That little voice
You’re talented, experienced, and an expert in your field – so why are you second guessing yourself? You’ve heard about it before: imposter syndrome!
The little voice inside your head that tells you you’ve got no idea what you’re doing, even if you’re a pro. Imposter syndrome can be a real confidence disruptor, so how can you battle that nagging feeling everyday?
Kick the habit
Celebrate your accomplishments
When someone gives you a compliment, do you hear it? Or do you second guess yourself? Trust your colleagues and get in the practice of taking compliments gracefully when they are given.
It might feel a little awkward at first, but the more you are open to receiving positive feedback, the more you will be able to take it in.
Don’t get stuck: try something new!
It’s easy to get weighed down in the day-to-day and lose sight of the ways your talents really matter.
Remind yourself of a time you were excited and proud of the work you did. Revisit a personal project you feel inspired by. It’ll be hard to feel like a fraud when you’re doing something you feel passionately about.
Don’t compare yourself
Your accomplishments are yours. That goes for your peers, colleagues, and friends as well.
There’s no need to compare apples to oranges.
If you look around and you’re surrounded by amazing and talented people, there’s a pretty great chance that you’re one of them too!
Talk about it
You might not want to say openly, “I feel like a fraud!” But a mentor, close friend, or confidant can help you shake it off and be a guiding voice when you’re not feeling as confident as usual.
Build a kickass portfolio
Having a kickass portfolio isn’t just a great professional move. It also helps to have a showcase for your work when you need to quickly review your past successes and accolades, which can be easy to forget.
Take the leap
Put yourself to the test – tackle new work you’ve always been interested in trying. Take a class or offer your skills up for a new project at the office. While you don’t want to get in over your head – nothing ventured, nothing gained.

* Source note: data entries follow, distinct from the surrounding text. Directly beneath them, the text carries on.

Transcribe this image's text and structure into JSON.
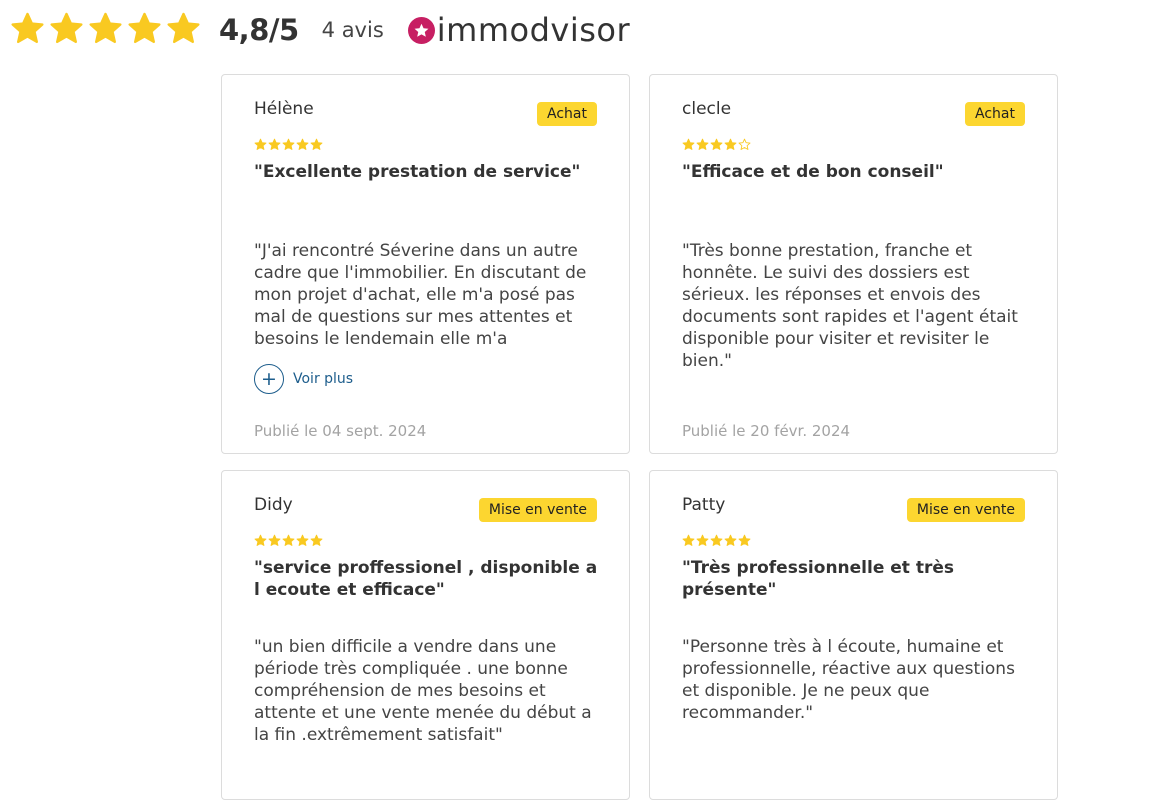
{
  "summary": {
    "stars": 5,
    "score": "4,8/5",
    "count": "4 avis",
    "brand": "immodvisor"
  },
  "colors": {
    "star": "#f9c921",
    "badge": "#fcd630",
    "brand": "#c71f63",
    "link": "#1d5d8c"
  },
  "reviews": [
    {
      "author": "Hélène",
      "type": "Achat",
      "rating": 5,
      "title": "\"Excellente prestation de service\"",
      "text": "\"J'ai rencontré Séverine dans un autre cadre que l'immobilier. En discutant de mon projet d'achat, elle m'a posé pas mal de questions sur mes attentes et besoins le lendemain elle m'a",
      "more_label": "Voir plus",
      "date": "Publié le 04 sept. 2024"
    },
    {
      "author": "clecle",
      "type": "Achat",
      "rating": 4,
      "title": "\"Efficace et de bon conseil\"",
      "text": "\"Très bonne prestation, franche et honnête. Le suivi des dossiers est sérieux. les réponses et envois des documents sont rapides et l'agent était disponible pour visiter et revisiter le bien.\"",
      "date": "Publié le 20 févr. 2024"
    },
    {
      "author": "Didy",
      "type": "Mise en vente",
      "rating": 5,
      "title": "\"service proffessionel , disponible a l ecoute et efficace\"",
      "text": "\"un bien difficile a vendre dans une période très compliquée . une bonne compréhension de mes besoins et attente et une vente menée du début a la fin .extrêmement satisfait\""
    },
    {
      "author": "Patty",
      "type": "Mise en vente",
      "rating": 5,
      "title": "\"Très professionnelle et très présente\"",
      "text": "\"Personne très à l écoute, humaine et professionnelle, réactive aux questions et disponible. Je ne peux que recommander.\""
    }
  ]
}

Trying something new can be a confidence building opportunity.
Not only that, but you’ll remind yourself of your capabilities.
It’s not all bad
You can most certainly see imposter syndrome as a good thing! Studies show that those of us who struggle with imposter syndrome are willing to learn and change if need be, and have a more developed self-awareness. There’s no skill more powerful to have in your wheelhouse than adaptability and introspection.
And most importantly: you aren’t alone. Many incredible thinkers and creators have run into imposter syndrome themselves: Tina Fey, Maya Angelou, Margaret Chan… the list goes on. So the next time you think you’re about to be “found out” as a fraud, take a moment to meditate on all of the brilliant thinkers and creators of our time who weren’t sure they were quite up to snuff either!